Task item:
Every entry below must be repeated exactly; skip the pictures.

Material for this task:
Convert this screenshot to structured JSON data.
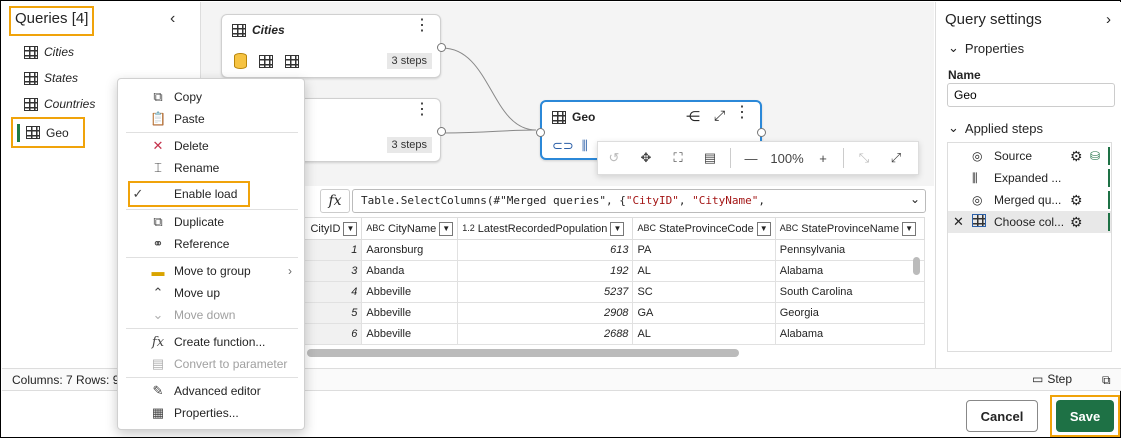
{
  "queries": {
    "title": "Queries [4]",
    "items": [
      "Cities",
      "States",
      "Countries",
      "Geo"
    ]
  },
  "diagram": {
    "cards": [
      {
        "title": "Cities",
        "steps": "3 steps"
      },
      {
        "title": "",
        "steps": "3 steps"
      },
      {
        "title": "Geo"
      }
    ],
    "zoom": "100%"
  },
  "formula": {
    "fx": "fx",
    "code_prefix": "Table.SelectColumns(#\"Merged queries\", {",
    "code_s1": "\"CityID\"",
    "code_mid": ", ",
    "code_s2": "\"CityName\"",
    "code_suffix": ","
  },
  "grid": {
    "columns": [
      {
        "type": "",
        "name": "CityID"
      },
      {
        "type": "ABC",
        "name": "CityName"
      },
      {
        "type": "1.2",
        "name": "LatestRecordedPopulation"
      },
      {
        "type": "ABC",
        "name": "StateProvinceCode"
      },
      {
        "type": "ABC",
        "name": "StateProvinceName"
      }
    ],
    "rows": [
      [
        "1",
        "Aaronsburg",
        "613",
        "PA",
        "Pennsylvania"
      ],
      [
        "3",
        "Abanda",
        "192",
        "AL",
        "Alabama"
      ],
      [
        "4",
        "Abbeville",
        "5237",
        "SC",
        "South Carolina"
      ],
      [
        "5",
        "Abbeville",
        "2908",
        "GA",
        "Georgia"
      ],
      [
        "6",
        "Abbeville",
        "2688",
        "AL",
        "Alabama"
      ]
    ]
  },
  "status": {
    "left": "Columns: 7   Rows: 9",
    "step": "Step"
  },
  "footer": {
    "cancel": "Cancel",
    "save": "Save"
  },
  "settings": {
    "title": "Query settings",
    "properties": "Properties",
    "name_label": "Name",
    "name_value": "Geo",
    "applied_steps": "Applied steps",
    "steps": [
      "Source",
      "Expanded ...",
      "Merged qu...",
      "Choose col..."
    ]
  },
  "menu": {
    "items": [
      "Copy",
      "Paste",
      "Delete",
      "Rename",
      "Enable load",
      "Duplicate",
      "Reference",
      "Move to group",
      "Move up",
      "Move down",
      "Create function...",
      "Convert to parameter",
      "Advanced editor",
      "Properties..."
    ]
  },
  "colors": {
    "accent_green": "#1e7145",
    "highlight": "#f0a30a",
    "selected_blue": "#2b88d8"
  }
}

Answer for this exercise:
Convert this screenshot to structured JSON data.
{
  "queries": {
    "title": "Queries [4]",
    "items": [
      "Cities",
      "States",
      "Countries",
      "Geo"
    ]
  },
  "diagram": {
    "cards": [
      {
        "title": "Cities",
        "steps": "3 steps"
      },
      {
        "title": "",
        "steps": "3 steps"
      },
      {
        "title": "Geo"
      }
    ],
    "zoom": "100%"
  },
  "formula": {
    "fx": "fx",
    "code_prefix": "Table.SelectColumns(#\"Merged queries\", {",
    "code_s1": "\"CityID\"",
    "code_mid": ", ",
    "code_s2": "\"CityName\"",
    "code_suffix": ","
  },
  "grid": {
    "columns": [
      {
        "type": "",
        "name": "CityID"
      },
      {
        "type": "ABC",
        "name": "CityName"
      },
      {
        "type": "1.2",
        "name": "LatestRecordedPopulation"
      },
      {
        "type": "ABC",
        "name": "StateProvinceCode"
      },
      {
        "type": "ABC",
        "name": "StateProvinceName"
      }
    ],
    "rows": [
      [
        "1",
        "Aaronsburg",
        "613",
        "PA",
        "Pennsylvania"
      ],
      [
        "3",
        "Abanda",
        "192",
        "AL",
        "Alabama"
      ],
      [
        "4",
        "Abbeville",
        "5237",
        "SC",
        "South Carolina"
      ],
      [
        "5",
        "Abbeville",
        "2908",
        "GA",
        "Georgia"
      ],
      [
        "6",
        "Abbeville",
        "2688",
        "AL",
        "Alabama"
      ]
    ]
  },
  "status": {
    "left": "Columns: 7   Rows: 9",
    "step": "Step"
  },
  "footer": {
    "cancel": "Cancel",
    "save": "Save"
  },
  "settings": {
    "title": "Query settings",
    "properties": "Properties",
    "name_label": "Name",
    "name_value": "Geo",
    "applied_steps": "Applied steps",
    "steps": [
      "Source",
      "Expanded ...",
      "Merged qu...",
      "Choose col..."
    ]
  },
  "menu": {
    "items": [
      "Copy",
      "Paste",
      "Delete",
      "Rename",
      "Enable load",
      "Duplicate",
      "Reference",
      "Move to group",
      "Move up",
      "Move down",
      "Create function...",
      "Convert to parameter",
      "Advanced editor",
      "Properties..."
    ]
  },
  "colors": {
    "accent_green": "#1e7145",
    "highlight": "#f0a30a",
    "selected_blue": "#2b88d8"
  }
}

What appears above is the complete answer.